WHAT THE TASK ASKS
Wherever the string "false" shows up in the material below, copy that line.
▽
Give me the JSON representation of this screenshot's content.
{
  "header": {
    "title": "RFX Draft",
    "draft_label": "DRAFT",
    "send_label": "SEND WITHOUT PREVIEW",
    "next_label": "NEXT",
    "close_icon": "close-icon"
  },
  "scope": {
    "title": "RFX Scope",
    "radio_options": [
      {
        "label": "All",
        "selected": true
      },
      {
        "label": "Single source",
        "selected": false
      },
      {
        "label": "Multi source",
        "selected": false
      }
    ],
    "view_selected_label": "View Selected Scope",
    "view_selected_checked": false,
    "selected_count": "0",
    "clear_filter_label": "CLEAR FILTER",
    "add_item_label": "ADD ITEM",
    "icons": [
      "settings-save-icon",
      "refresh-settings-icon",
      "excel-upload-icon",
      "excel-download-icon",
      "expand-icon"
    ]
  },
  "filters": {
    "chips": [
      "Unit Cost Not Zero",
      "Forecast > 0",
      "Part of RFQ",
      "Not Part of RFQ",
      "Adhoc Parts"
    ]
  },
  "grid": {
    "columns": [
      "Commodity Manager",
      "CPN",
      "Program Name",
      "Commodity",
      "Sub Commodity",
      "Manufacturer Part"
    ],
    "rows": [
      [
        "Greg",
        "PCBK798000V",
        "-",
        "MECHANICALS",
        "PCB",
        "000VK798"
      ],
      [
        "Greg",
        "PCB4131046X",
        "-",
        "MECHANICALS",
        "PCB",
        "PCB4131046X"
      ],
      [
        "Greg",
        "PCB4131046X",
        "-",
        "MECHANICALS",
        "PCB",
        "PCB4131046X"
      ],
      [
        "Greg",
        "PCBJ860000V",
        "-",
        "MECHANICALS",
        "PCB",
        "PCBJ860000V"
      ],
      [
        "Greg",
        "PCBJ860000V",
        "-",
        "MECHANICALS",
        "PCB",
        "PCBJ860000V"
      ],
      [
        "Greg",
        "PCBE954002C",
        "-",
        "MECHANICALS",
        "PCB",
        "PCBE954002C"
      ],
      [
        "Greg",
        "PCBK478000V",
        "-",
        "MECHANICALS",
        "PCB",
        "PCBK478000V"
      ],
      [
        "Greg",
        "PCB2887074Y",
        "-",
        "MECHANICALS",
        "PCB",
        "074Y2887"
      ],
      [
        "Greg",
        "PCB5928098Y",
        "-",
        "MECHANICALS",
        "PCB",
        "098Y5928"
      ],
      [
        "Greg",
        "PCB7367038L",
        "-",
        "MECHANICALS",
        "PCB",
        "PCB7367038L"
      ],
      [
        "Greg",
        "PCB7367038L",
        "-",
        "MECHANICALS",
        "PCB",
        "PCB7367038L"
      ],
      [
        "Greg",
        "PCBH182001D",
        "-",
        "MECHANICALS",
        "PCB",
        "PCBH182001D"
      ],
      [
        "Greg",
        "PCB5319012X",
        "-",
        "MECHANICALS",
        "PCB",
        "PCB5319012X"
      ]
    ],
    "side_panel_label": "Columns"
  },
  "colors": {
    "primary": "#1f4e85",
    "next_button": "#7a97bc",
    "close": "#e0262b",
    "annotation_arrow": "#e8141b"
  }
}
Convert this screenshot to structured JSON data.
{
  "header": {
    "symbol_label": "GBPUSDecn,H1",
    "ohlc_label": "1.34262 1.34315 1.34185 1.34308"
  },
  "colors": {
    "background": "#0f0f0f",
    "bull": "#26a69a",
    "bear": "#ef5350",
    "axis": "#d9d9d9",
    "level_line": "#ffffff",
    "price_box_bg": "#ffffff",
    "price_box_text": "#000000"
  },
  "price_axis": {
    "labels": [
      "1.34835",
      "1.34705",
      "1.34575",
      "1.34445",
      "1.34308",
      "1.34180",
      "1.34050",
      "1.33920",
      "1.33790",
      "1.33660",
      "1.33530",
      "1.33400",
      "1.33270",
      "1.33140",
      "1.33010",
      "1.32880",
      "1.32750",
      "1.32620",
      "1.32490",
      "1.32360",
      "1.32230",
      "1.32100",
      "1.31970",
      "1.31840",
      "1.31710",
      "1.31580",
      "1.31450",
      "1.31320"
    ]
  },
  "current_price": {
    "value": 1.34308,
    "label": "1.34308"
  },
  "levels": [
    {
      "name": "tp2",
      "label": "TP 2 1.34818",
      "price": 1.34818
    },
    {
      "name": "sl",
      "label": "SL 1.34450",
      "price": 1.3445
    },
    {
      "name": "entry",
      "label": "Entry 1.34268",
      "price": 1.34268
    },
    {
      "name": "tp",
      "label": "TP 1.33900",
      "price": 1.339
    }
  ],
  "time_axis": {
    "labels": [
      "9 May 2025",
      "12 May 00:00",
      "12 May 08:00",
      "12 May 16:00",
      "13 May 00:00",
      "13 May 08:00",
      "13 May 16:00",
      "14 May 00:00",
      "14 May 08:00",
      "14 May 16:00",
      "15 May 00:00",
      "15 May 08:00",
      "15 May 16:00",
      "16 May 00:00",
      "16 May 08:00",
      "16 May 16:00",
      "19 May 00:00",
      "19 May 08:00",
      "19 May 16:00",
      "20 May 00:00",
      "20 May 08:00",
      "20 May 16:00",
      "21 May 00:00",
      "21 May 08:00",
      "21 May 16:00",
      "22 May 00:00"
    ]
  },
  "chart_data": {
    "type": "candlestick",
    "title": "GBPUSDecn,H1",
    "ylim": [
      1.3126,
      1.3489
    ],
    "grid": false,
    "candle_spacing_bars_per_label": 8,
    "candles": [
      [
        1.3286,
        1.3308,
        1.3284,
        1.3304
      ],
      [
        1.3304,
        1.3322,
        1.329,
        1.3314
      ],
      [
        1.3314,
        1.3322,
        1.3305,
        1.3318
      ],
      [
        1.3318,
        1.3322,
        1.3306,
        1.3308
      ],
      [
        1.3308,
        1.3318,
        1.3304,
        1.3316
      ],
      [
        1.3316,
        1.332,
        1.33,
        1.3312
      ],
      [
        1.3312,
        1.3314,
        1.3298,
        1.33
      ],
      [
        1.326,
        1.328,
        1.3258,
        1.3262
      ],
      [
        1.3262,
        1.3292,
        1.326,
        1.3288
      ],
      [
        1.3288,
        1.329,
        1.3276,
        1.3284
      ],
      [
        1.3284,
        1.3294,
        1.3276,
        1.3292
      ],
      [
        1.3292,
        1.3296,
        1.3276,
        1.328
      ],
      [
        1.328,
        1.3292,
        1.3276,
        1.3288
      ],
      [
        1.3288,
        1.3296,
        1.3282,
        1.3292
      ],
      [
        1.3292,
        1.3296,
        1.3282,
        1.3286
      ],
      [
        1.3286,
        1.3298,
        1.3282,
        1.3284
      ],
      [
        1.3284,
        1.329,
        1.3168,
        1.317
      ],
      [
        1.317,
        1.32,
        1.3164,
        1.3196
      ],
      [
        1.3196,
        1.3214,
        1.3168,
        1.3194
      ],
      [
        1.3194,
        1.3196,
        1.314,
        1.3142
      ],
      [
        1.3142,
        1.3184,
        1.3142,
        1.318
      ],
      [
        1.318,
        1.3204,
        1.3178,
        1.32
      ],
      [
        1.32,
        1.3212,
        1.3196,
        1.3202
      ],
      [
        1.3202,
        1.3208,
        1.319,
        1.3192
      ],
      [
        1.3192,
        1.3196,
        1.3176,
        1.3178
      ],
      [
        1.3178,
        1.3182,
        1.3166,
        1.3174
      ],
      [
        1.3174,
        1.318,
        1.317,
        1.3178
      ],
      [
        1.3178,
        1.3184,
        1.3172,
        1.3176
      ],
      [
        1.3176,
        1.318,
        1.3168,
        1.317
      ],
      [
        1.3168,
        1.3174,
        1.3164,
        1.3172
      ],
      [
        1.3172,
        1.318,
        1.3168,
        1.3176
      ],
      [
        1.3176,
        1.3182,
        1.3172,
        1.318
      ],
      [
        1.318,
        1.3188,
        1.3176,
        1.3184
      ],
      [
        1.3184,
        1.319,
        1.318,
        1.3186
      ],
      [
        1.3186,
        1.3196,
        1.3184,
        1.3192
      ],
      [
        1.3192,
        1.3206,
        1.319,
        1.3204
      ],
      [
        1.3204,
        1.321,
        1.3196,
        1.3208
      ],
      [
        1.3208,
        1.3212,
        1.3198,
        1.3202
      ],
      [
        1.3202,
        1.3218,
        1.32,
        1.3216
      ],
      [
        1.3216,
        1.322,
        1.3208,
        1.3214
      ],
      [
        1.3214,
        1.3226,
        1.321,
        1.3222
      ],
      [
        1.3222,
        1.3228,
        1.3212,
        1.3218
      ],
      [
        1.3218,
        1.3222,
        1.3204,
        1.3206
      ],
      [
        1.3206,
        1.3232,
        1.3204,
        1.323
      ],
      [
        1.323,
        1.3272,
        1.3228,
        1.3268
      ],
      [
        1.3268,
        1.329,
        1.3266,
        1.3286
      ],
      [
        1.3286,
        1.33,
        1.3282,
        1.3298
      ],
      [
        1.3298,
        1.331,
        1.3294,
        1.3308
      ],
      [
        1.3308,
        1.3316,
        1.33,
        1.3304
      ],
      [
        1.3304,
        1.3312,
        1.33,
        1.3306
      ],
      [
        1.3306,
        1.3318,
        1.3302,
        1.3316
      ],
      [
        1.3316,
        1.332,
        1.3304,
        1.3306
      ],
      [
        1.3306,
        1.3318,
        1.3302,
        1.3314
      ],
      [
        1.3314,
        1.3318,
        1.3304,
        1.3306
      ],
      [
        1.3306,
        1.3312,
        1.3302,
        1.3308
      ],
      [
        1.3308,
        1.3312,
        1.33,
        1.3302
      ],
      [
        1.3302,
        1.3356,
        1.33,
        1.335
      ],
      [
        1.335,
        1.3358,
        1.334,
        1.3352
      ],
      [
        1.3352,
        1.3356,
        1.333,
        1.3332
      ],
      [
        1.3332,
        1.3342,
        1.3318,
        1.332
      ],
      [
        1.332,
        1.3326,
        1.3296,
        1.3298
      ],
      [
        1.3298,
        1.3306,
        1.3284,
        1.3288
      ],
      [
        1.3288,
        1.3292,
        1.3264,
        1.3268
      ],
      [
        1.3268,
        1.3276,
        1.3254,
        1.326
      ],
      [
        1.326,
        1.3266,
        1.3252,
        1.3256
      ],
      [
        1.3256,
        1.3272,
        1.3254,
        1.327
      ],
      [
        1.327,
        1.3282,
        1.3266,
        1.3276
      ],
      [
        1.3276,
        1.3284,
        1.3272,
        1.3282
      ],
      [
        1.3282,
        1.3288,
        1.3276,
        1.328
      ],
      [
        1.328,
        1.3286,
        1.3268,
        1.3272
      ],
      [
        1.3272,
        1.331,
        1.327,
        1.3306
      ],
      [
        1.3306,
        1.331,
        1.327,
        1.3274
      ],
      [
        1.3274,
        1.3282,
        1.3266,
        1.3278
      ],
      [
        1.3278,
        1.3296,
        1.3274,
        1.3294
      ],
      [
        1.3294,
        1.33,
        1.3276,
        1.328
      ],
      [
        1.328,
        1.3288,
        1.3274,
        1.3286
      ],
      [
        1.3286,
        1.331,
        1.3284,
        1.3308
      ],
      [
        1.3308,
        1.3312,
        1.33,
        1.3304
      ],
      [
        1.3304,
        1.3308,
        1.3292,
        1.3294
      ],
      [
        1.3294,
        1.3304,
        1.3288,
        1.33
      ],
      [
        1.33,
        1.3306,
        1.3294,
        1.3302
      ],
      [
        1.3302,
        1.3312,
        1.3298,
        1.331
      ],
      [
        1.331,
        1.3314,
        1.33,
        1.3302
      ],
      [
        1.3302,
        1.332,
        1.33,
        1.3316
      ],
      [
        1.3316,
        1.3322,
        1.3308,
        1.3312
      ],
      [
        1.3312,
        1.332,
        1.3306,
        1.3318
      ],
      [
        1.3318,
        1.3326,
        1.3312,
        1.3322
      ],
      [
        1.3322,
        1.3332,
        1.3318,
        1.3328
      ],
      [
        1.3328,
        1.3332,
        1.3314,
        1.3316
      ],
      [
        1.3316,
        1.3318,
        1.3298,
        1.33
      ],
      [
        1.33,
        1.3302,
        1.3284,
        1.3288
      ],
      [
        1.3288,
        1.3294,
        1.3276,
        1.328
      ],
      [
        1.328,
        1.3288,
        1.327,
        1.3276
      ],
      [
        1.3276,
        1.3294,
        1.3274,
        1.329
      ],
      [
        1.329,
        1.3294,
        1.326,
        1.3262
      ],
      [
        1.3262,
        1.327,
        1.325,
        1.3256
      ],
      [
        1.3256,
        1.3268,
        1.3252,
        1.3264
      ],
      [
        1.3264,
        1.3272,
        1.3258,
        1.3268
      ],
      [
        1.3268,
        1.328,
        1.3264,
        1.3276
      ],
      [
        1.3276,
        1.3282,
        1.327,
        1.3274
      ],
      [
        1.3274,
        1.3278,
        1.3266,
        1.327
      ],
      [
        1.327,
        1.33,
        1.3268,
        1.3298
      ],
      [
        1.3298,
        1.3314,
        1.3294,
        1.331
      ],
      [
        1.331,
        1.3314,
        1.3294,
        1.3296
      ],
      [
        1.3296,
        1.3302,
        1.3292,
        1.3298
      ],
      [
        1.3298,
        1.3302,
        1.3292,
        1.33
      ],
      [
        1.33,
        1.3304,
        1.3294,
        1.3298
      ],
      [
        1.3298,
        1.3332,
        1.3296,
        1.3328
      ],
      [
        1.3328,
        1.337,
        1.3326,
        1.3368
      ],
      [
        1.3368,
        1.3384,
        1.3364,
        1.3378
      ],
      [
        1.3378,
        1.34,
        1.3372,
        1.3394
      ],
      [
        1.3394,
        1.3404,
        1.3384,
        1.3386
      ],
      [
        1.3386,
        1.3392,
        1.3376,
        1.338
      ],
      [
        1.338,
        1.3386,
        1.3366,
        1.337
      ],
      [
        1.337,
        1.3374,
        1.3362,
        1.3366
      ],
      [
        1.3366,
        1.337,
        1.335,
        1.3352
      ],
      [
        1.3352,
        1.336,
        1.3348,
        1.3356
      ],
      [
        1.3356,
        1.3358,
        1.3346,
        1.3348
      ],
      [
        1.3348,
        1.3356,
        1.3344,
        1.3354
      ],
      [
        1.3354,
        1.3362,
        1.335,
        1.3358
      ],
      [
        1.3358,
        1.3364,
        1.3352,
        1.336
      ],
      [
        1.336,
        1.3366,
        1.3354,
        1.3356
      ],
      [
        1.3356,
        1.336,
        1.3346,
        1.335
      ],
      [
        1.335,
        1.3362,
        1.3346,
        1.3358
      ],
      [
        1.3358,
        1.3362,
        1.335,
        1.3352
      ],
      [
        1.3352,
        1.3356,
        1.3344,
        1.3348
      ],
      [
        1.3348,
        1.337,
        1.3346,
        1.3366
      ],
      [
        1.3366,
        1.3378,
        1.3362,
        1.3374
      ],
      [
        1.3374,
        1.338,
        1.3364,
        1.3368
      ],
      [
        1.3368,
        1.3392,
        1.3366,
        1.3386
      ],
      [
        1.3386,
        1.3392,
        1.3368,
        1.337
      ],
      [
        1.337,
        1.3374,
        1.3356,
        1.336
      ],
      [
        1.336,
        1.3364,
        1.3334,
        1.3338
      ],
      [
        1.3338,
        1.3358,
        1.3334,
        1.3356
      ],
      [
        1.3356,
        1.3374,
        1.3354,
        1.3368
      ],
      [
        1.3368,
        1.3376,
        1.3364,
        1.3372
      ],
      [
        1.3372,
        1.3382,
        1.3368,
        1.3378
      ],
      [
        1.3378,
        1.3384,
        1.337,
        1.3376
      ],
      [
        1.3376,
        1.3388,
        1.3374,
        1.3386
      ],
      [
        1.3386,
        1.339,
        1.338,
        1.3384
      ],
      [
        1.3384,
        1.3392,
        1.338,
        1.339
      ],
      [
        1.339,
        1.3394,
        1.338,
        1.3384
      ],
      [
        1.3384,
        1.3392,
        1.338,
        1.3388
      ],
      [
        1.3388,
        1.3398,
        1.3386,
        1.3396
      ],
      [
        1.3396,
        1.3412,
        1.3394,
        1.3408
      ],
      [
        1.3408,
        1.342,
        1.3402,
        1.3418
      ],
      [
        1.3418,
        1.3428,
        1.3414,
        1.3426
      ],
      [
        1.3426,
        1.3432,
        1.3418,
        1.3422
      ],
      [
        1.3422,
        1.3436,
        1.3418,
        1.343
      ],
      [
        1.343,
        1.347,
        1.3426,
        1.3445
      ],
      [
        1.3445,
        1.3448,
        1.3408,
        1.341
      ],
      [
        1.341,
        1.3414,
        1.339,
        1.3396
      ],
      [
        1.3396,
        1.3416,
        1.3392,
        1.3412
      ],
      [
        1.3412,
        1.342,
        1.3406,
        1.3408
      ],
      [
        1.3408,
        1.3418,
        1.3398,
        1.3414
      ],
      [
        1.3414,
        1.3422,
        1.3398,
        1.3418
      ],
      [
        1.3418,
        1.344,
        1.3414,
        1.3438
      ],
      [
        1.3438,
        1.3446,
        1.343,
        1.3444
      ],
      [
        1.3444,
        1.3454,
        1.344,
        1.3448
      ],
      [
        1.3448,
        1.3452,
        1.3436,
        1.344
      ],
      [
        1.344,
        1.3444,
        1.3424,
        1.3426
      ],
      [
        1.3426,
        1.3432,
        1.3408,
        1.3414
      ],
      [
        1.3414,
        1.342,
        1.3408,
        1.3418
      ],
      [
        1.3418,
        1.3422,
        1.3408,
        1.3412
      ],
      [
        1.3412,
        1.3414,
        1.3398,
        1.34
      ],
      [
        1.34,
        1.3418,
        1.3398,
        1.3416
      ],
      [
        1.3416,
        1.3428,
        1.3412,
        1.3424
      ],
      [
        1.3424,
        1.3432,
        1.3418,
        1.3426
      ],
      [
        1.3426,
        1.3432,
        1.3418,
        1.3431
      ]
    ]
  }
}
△
COMPLETED EXERCISE
        "selected": false
        "selected": false
    "view_selected_checked": false,
    "grid": false,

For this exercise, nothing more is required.